### Materials provided
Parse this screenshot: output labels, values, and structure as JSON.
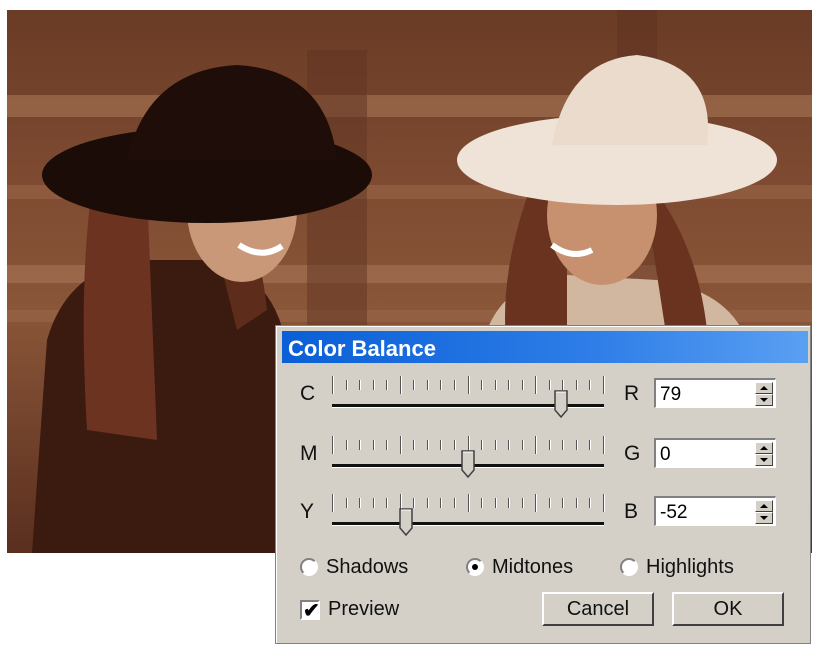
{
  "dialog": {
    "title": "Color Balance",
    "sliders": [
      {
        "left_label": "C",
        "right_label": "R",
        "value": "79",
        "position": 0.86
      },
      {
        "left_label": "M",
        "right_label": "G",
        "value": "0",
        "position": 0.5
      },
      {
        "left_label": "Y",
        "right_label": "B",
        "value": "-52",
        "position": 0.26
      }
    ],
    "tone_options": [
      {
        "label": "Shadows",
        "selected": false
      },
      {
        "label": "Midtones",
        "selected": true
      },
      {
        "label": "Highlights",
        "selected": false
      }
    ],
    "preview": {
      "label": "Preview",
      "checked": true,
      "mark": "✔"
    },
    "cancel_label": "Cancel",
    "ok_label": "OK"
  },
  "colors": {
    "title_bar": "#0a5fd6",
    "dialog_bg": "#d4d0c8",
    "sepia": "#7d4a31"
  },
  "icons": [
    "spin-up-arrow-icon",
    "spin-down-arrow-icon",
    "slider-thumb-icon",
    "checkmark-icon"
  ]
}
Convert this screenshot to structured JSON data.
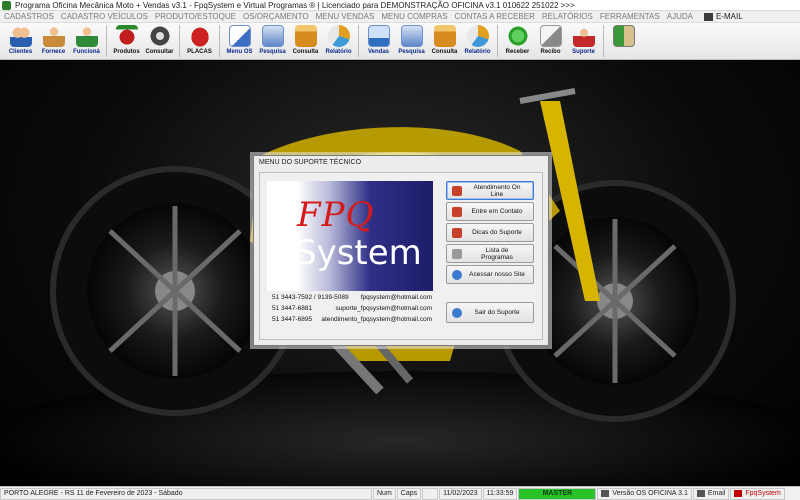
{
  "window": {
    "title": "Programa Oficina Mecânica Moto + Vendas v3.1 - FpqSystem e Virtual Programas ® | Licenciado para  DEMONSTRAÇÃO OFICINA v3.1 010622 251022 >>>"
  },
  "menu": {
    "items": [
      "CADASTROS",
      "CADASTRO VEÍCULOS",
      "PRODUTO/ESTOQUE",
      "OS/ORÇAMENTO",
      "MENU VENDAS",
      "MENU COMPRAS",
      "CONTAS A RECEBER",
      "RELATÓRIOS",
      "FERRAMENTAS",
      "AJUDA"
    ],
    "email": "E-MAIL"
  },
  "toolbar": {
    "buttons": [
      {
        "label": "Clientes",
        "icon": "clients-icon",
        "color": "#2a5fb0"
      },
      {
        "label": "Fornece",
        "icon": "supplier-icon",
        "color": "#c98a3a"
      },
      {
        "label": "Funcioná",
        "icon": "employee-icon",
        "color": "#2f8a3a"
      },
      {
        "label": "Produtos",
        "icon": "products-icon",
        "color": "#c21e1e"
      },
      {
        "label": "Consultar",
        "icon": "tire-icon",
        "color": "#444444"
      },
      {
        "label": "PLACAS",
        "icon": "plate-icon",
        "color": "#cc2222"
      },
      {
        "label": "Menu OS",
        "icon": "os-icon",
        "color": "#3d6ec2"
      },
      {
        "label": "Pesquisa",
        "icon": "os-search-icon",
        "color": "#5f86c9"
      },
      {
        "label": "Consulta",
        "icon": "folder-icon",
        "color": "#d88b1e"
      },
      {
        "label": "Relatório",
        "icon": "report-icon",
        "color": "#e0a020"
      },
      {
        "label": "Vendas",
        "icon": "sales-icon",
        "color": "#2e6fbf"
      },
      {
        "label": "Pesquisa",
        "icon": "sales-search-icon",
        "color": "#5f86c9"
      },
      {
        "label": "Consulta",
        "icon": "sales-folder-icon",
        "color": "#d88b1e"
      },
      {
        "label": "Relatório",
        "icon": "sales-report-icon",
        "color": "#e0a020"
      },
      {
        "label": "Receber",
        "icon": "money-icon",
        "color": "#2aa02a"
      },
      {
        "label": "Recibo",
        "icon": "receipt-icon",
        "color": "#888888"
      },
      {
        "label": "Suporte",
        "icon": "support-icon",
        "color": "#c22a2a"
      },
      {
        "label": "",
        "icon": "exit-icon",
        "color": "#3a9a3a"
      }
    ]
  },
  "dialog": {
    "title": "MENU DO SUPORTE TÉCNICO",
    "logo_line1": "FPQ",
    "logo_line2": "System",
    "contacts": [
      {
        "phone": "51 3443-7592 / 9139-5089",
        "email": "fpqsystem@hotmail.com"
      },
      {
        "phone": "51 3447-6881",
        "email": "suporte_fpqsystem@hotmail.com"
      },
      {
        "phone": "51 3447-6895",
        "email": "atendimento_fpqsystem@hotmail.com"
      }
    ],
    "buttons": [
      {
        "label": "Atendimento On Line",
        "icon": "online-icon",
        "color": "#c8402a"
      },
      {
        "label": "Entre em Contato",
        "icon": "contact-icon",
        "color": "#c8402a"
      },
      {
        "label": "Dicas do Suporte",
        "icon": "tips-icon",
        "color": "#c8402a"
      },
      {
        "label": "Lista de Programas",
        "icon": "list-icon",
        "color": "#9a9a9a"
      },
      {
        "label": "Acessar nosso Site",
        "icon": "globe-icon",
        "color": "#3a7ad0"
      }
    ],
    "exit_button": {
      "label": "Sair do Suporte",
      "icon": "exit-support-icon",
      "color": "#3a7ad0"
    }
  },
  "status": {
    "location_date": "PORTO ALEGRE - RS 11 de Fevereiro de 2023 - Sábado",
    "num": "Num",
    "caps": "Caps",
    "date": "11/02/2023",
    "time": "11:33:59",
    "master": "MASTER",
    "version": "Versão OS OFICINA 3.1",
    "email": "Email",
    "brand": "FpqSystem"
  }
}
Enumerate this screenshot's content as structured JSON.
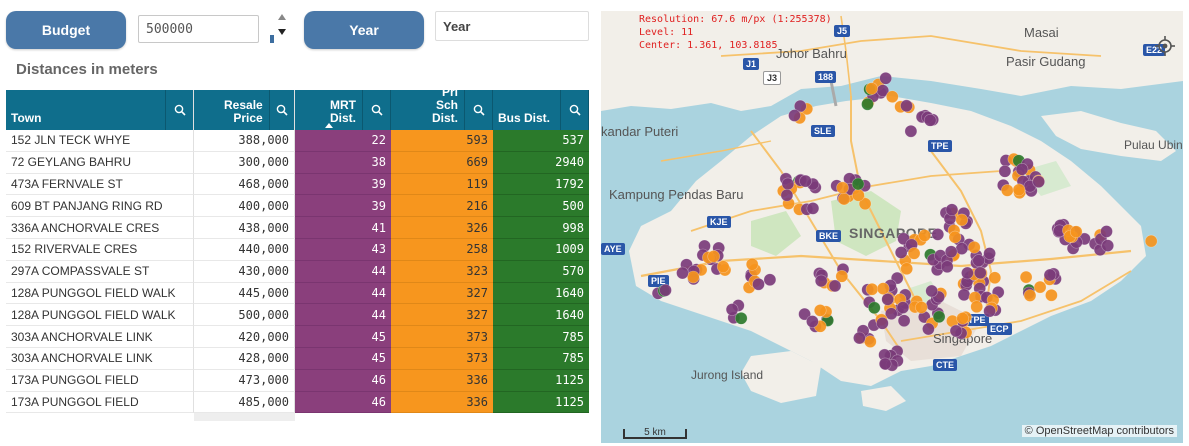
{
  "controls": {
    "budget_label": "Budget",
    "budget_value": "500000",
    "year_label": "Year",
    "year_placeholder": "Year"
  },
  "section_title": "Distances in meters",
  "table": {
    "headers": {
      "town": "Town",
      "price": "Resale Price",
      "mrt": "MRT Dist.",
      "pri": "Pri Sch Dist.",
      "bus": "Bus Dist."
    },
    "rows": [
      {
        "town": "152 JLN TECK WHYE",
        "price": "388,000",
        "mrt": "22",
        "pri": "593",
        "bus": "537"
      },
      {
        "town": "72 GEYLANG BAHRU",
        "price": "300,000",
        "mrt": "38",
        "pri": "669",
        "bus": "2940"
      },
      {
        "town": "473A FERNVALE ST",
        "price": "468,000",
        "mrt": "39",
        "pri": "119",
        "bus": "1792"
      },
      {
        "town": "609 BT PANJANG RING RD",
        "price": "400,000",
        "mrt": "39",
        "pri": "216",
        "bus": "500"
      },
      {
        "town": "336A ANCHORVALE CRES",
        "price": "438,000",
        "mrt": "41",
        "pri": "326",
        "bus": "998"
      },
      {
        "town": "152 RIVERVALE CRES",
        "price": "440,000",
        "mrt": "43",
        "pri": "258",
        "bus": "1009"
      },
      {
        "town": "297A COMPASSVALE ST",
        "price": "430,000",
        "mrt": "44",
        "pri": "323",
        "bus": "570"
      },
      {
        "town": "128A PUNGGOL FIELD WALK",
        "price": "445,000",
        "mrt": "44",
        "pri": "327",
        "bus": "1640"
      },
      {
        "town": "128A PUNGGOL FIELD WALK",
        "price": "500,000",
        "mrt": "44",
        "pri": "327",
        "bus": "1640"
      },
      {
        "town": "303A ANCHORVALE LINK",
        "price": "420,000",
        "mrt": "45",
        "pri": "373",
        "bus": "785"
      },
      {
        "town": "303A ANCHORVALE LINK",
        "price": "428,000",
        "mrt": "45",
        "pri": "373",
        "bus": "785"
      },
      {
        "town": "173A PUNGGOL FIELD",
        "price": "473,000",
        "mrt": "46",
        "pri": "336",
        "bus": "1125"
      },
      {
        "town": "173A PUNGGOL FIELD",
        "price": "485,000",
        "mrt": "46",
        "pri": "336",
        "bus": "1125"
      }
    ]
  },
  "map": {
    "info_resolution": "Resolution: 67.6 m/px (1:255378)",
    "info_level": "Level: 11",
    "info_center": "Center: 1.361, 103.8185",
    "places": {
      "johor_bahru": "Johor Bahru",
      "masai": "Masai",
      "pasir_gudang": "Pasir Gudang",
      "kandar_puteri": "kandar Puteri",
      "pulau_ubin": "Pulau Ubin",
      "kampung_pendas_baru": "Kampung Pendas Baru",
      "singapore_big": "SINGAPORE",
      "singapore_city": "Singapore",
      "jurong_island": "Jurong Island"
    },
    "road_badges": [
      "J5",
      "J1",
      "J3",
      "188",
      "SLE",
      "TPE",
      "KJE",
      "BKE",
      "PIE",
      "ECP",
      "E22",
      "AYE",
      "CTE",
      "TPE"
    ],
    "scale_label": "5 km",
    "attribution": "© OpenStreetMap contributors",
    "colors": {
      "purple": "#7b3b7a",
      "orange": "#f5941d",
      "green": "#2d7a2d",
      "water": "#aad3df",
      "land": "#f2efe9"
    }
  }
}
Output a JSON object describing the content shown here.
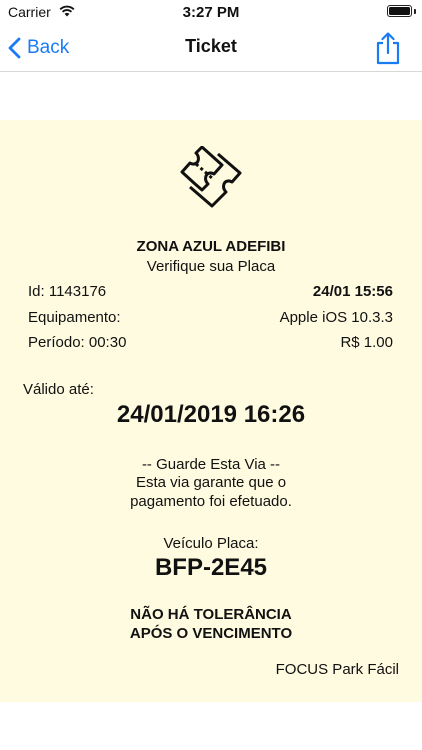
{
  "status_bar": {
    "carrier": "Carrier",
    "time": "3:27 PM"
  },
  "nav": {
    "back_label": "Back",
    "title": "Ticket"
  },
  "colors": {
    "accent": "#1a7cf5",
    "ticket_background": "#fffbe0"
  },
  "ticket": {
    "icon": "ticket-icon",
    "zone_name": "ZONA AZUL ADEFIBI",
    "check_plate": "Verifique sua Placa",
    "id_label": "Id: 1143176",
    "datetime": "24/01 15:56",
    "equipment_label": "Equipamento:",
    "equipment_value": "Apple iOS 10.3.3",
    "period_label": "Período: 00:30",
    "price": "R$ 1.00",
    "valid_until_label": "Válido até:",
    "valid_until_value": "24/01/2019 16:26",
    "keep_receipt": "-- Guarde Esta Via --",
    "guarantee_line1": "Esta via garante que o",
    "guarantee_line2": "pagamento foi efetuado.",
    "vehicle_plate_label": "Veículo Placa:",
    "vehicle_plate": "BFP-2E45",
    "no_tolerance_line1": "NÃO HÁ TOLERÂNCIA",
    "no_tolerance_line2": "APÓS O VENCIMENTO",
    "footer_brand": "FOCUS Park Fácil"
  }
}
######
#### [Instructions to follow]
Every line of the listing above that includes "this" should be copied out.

#### [Written solution]
Parse this screenshot: output labels, values, and structure as JSON.
Convert this screenshot to structured JSON data.
Enumerate this screenshot's content as structured JSON.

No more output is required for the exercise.